However, the new mechanism will not be able to be adopted by a real product unless the government chooses to relax relevant regulation. The current regulation limits the total exposure of derivatives in ETFs up to 200%. If the rebalancing cycle under the new mechanism is extended to more than two days, the exposure of some products whose multiple is equal to ±2 will temporarily exceed 200%. Under the new mechanism, however, in most cases the exposure can be managed about the 200% level and even if the exposure temporarily rises above the threshold, it gets back to the normal level on the next trading day.6)
In that sense, deregulation in this area would not be a far-fetched claim.
1) “Leveraged inverse” ETFs refer to a product seeking to the magnified opposite return of an underlying index. Because a 2x (two times) leveraged inverse ETF is most popular in Korea, this product is called a leveraged inverse ETF in this article for convenience.
2) When the NAV of the leveraged inverse product is 100, its exposure to the underlying asset has to be -200. If the underlying asset rises 1% in value on the next trading day, the exposure will turn to -202 while the NAV will decrease to 98. If no action is taken, the multiple will deviate to –2.06 (-202/98). Hence, to maintain the stated multiple (-2x), the exposure should be lowered to –196 (-2×98), which can be done by a rebalancing transaction (+6). By the same token, a 1% decline requires a rebalancing transaction (-6) for maintaining the stated multiple (-2x).
3) More details on the proposed mechanism can be seen in a case in Appendix attached at the end of this article. A detailed look at the case confirms that the size of rebalancing under the proposed mechanism decreased significantly on T+2 and T+4 when the underlying index moved up and down, but remained unchanged on T+3 and T+5 when the index moved in the same direction.
4) Derived from the question of what if a new method was applied in the past, this methodology is often used to verify a new method.
5) The 50% reduction in the risk of higher volatility was even higher than the 30% reduction in rebalancing shown earlier, which is quite intriguing. This means the proposed mechanism serves to not only rein in unnecessary rebalancing, but also to a larger extent reduce the risk of rising volatility in the underlying index. This result is because under the proposed mechanism, unlike the current one, rebalancing positions are not exactly in proportion to changes in the underlying index.
6) When the new mechanism was applied to a leveraged inverse product during the analysis period, the multiple stood at -2.00 on average, with the standard distribution at 0.04. Over 97% of the trading days have the multiple hovering between -2.1 and -1.9.
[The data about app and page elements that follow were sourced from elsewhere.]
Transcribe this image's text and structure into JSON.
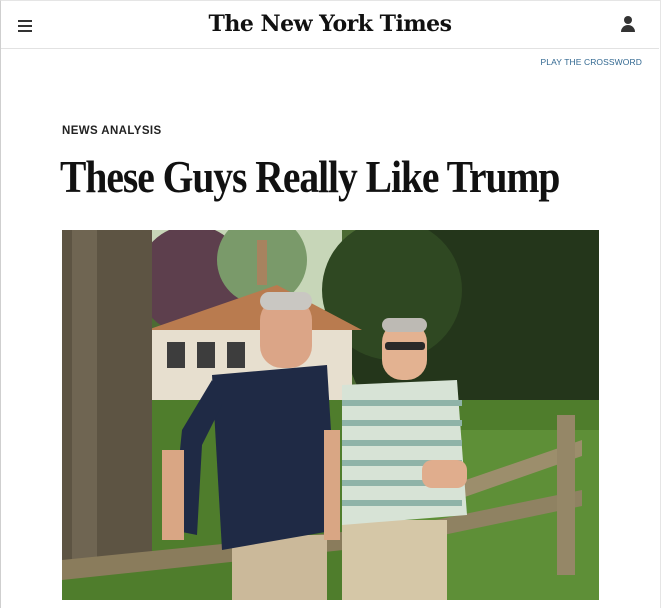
{
  "header": {
    "logo_text": "The New York Times",
    "menu_icon": "hamburger-menu-icon",
    "account_icon": "user-account-icon"
  },
  "links": {
    "crossword": "PLAY THE CROSSWORD"
  },
  "article": {
    "kicker": "NEWS ANALYSIS",
    "headline": "These Guys Really Like Trump"
  },
  "colors": {
    "link": "#326891",
    "text": "#111111"
  }
}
M.K., Kwon, 2020a, Impact of Rebalancing on Leveraged and Inverse Funds, KCMI Capital Market Focus 2020-12.
M.K., Kwon, 2020b, Leveraged and inverse ETP: Current state and risk factors, KCMI Issue Paper 20-17.